Recently a client called me as they had a team member in tears in their office, and they were at a loss as to how handle it. The client asked me “Leigh, you deal with these type of feelings, can’t you handle this?”. My reply was simple “I can, but it’s best you deal with it, and I’ll help you to figure out how!”

There’s a lot going on!
The reality is that so many managers are having to help their teams get through a range of emotions at the moment. Our workplaces have had many twists and turns to deal with, whether it’s been coming from within or outside our businesses as people deal with the on-going reality of the quickly changing Covid-19 landscape.

For managers, these uncertain times have meant an intensified role, in particular dealing with more emotions from their people than they’ve ever seen before. Each manager plays a key role in being able to help their teams get through these emotions and build a stronger workforce. To do this, sometimes it’s about knowing how to deal with the rollercoaster of emotions.

The top three common emotions
There are a range of emotions – not just tears! – that managers are facing on a daily basis at the moment. Across all of the managers I’ve been working with, they’ve been facing three common types of emotion: anger, crying and silence. Anger can quickly turn up on the shop floor with one workmate yelling at the other, while tears might erupt over some tough feedback from you, the manager.

Silence is an emotion often not considered as something that managers may have to deal with, yet is one that I often discover when getting to the heart of a team member’s issue. In one instance, a manager couldn’t get a straight answer out of their staff member, and felt like they were holding back from sharing key information from a project. Yet in reality, their valued team member had so much happening at home that they just didn’t have their head completely in the game at work, not feeling confident enough to share this with their boss.

Your key strategies
Whether we like it or not as managers, we need to deal with emotion. Your people are going to bring their stuff to work – it’s human. As managers, it’s part of your role. Your team is your number one priority. It can be daunting for those managers, especially if tears or anger are not your speciality, so here are some key tips to set you up to succeed with the three common types of emotions.

Fired up
When it comes to an angry workmate, always start by remaining calm. If you can’t stay calm, walk away and come back. One manager “adds water”, passing the person or himself a glass of water to calm the situation down. This change of action is a good way to break the angry emotion so both you and the person can re-group and come back to what’s really happening.

Avoid interrupting the person while they’re venting. Let them run out of steam and focus on listening to them and letting them know that they have been heard. Paraphrase where you can with phrases such as “you must feel so angry right now” as an angry person wants to know you’ve heard them. One thing with anger is safety for you and the team member. If the anger goes to an unacceptable level, such as the use of bad language, stop them immediately, communicating that this behaviour is not okay.

When the tears are flowing
When it comes to someone crying, start by getting them to a safe and quiet space that is private and confidential. Like anger, keep it calm and add in some open body language. For example, avoid crossing your arms which is an indicator to them that you’re not actually interested in their emotion. Alongside this check in with your tone – making sure it’s caring and gentle. Above all with this emotion, listen – just listen.

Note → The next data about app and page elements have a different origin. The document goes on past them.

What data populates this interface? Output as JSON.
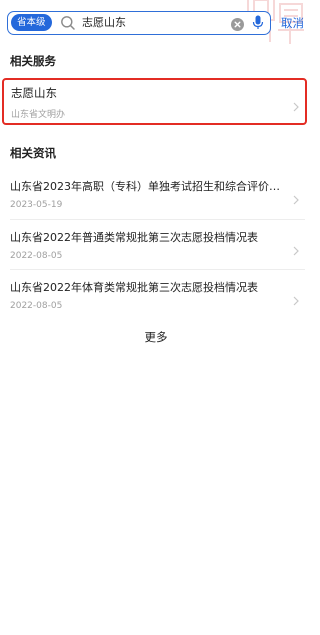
{
  "search": {
    "scope_chip": "省本级",
    "query": "志愿山东",
    "cancel_label": "取消"
  },
  "icons": {
    "search": "search-icon",
    "clear": "clear-icon",
    "mic": "microphone-icon",
    "chevron": "chevron-right-icon"
  },
  "services": {
    "heading": "相关服务",
    "items": [
      {
        "name": "志愿山东",
        "org": "山东省文明办"
      }
    ]
  },
  "news": {
    "heading": "相关资讯",
    "items": [
      {
        "title": "山东省2023年高职（专科）单独考试招生和综合评价招…",
        "date": "2023-05-19"
      },
      {
        "title": "山东省2022年普通类常规批第三次志愿投档情况表",
        "date": "2022-08-05"
      },
      {
        "title": "山东省2022年体育类常规批第三次志愿投档情况表",
        "date": "2022-08-05"
      }
    ],
    "more_label": "更多"
  },
  "colors": {
    "accent": "#2468db",
    "highlight_border": "#e32c24",
    "secondary_text": "#a0a0a0"
  }
}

Deathly silence
For those that are being emotionally silent, start off with some open-ended questions such as “what’s going on for you right now?”. Remember, you might not still get an answer and, even if you ask once, it may take a few times. Silence is an indication that the person needs time to think or has a decrease in trust, so give them time and don’t force them into sharing their thoughts. If you’re a person that does like to talk, then take time to be comfortable with silences. Give them some space to come ‘out of the silence.’

For all emotions
For all of these emotions, also remember to apply empathy, showing that you understand their perspective. Never shut down or deny the person’s emotion. This feeling is real for them, so give them time to share it.

Keep your listening strong throughout the conversation, and check in if this is time for advice. One great manager I’ve worked with in the past would always ask a team member who was struggling with an emotion, “Do you want me to listen or give advice.” Nine times out of 10, their team member just wanted them to listen.

Don’t forget your own emotions
Never forget that managers have feelings too, so you can use the above strategies for yourself as well, helping you to deal with your own emotions. It’s important to make sure you’ve got your own emotions in check before helping others deal with theirs, so make sure you’ve got someone to talk to as well.

Every day I see managers do an exceptional job throughout the country, helping so many of their team members get through these extraordinary times. At Tradie HR, we are here to support managers all over New Zealand, so please get in touch, in confidence, for more details on dealing with any emotional work situations you may have.

This article is not intended to be a replacement for legal advice.